I installed sg3_utils on the Fedora machine to figure out if setblocksize had done its job.


[tingo@kg-htpc ~]$ sudo sg_format /dev/sg1
    SEAGATE   ST31200N          8008   peripheral_type: disk [0x0]
Mode Sense (block descriptor) data, prior to changes:
  Number of blocks=0 [0x0]
  Block size=1024 [0x400]
Read Capacity (10) results:
   Number of logical blocks=1074591
   Logical block size=1024 bytes
No changes made. To format use '--format'. To resize use '--resize'

So sg_format thinks the drive has 1024 byte blocks - good.


[tingo@kg-htpc ~]$ sudo sg_readcap /dev/sg1
Read Capacity results:
   Last logical block address=1074590 (0x10659e), Number of blocks=1074591
   Logical block length=1024 bytes
   Device size: 1100381184 bytes, 1049.4 MiB, 1.10 GB

sg_readcap also agrees with sg_format.

So it looks like setblocksize really managed to change the drive.


fdisk -l output was requested. Here it is:

[tingo@kg-htpc ~]$ sudo fdisk -l /dev/sdb
Disk /dev/sdb: 1 GiB, 1100381184 bytes, 1074591 sectors
Units: sectors of 1 * 1024 = 1024 bytes
Sector size (logical/physical): 1024 bytes / 1024 bytes
I/O size (minimum/optimal): 1024 bytes / 1024 bytes

Another vote for 1024 byte blocks (or "sectors").

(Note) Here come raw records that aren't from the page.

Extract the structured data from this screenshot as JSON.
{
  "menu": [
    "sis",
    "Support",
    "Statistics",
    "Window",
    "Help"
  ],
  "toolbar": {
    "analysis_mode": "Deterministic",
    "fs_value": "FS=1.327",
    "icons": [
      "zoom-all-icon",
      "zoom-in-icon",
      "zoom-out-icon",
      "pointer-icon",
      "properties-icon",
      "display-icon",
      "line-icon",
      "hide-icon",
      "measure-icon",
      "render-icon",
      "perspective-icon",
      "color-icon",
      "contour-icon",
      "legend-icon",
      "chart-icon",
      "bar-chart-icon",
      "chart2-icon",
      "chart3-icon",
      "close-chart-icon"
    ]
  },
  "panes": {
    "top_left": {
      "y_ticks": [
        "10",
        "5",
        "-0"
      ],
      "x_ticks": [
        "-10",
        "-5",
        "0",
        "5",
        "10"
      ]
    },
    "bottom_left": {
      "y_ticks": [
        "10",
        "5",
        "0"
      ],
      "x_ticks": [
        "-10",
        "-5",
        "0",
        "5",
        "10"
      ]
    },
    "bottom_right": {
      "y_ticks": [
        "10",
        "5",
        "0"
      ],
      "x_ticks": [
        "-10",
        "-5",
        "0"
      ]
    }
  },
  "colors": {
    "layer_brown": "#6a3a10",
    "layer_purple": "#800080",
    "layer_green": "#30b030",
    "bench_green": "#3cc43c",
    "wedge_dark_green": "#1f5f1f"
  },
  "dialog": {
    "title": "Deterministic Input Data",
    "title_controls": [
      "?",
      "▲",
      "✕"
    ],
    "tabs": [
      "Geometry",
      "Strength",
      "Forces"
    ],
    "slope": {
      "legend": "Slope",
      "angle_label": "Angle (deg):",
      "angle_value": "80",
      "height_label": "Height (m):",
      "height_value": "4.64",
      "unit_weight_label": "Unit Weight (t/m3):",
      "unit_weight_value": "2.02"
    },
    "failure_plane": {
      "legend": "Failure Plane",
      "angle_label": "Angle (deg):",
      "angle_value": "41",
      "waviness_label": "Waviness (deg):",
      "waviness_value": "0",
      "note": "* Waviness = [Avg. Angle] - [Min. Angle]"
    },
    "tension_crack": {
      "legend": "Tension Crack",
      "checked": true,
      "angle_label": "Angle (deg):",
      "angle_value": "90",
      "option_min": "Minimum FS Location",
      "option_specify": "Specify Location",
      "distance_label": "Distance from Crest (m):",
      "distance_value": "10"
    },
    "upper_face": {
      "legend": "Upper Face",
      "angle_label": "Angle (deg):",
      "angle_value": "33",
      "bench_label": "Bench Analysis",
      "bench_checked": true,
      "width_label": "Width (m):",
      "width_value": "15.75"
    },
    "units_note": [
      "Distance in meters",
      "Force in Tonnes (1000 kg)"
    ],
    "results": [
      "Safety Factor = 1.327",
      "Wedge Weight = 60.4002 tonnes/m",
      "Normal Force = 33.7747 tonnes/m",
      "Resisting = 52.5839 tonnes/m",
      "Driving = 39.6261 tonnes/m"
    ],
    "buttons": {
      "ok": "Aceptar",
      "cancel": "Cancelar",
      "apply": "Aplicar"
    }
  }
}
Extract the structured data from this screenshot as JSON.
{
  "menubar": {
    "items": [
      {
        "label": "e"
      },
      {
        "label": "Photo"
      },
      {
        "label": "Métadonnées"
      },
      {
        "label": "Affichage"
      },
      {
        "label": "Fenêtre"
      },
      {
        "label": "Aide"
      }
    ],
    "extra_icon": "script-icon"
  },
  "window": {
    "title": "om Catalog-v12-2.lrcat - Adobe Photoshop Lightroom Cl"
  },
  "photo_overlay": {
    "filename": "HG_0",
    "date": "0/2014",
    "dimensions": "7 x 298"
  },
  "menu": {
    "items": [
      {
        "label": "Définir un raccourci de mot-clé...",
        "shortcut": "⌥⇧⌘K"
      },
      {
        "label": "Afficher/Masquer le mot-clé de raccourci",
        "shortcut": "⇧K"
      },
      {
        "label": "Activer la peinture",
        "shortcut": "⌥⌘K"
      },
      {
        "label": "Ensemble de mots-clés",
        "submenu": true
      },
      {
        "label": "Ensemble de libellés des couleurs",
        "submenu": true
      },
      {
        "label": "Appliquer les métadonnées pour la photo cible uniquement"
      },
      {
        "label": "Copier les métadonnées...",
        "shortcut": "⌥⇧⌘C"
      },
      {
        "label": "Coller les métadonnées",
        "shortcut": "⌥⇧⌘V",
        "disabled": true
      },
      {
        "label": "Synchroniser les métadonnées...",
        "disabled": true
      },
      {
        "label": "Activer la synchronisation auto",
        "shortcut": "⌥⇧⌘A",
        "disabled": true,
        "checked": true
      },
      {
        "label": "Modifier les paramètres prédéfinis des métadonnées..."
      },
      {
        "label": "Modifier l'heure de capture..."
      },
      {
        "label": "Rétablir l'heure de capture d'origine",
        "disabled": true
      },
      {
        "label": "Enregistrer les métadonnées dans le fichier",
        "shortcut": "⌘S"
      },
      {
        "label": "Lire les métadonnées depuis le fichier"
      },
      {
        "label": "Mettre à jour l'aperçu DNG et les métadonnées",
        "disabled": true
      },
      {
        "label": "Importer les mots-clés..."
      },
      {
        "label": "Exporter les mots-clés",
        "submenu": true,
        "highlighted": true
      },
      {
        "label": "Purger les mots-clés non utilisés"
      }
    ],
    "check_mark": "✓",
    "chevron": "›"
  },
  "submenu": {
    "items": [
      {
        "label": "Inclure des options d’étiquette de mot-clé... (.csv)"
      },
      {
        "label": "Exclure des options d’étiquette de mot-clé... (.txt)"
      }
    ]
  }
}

2016-09-07: I did 'fdisk -l' on the drive, and documented the output.
2016-09-06: initial testing with setblocksize.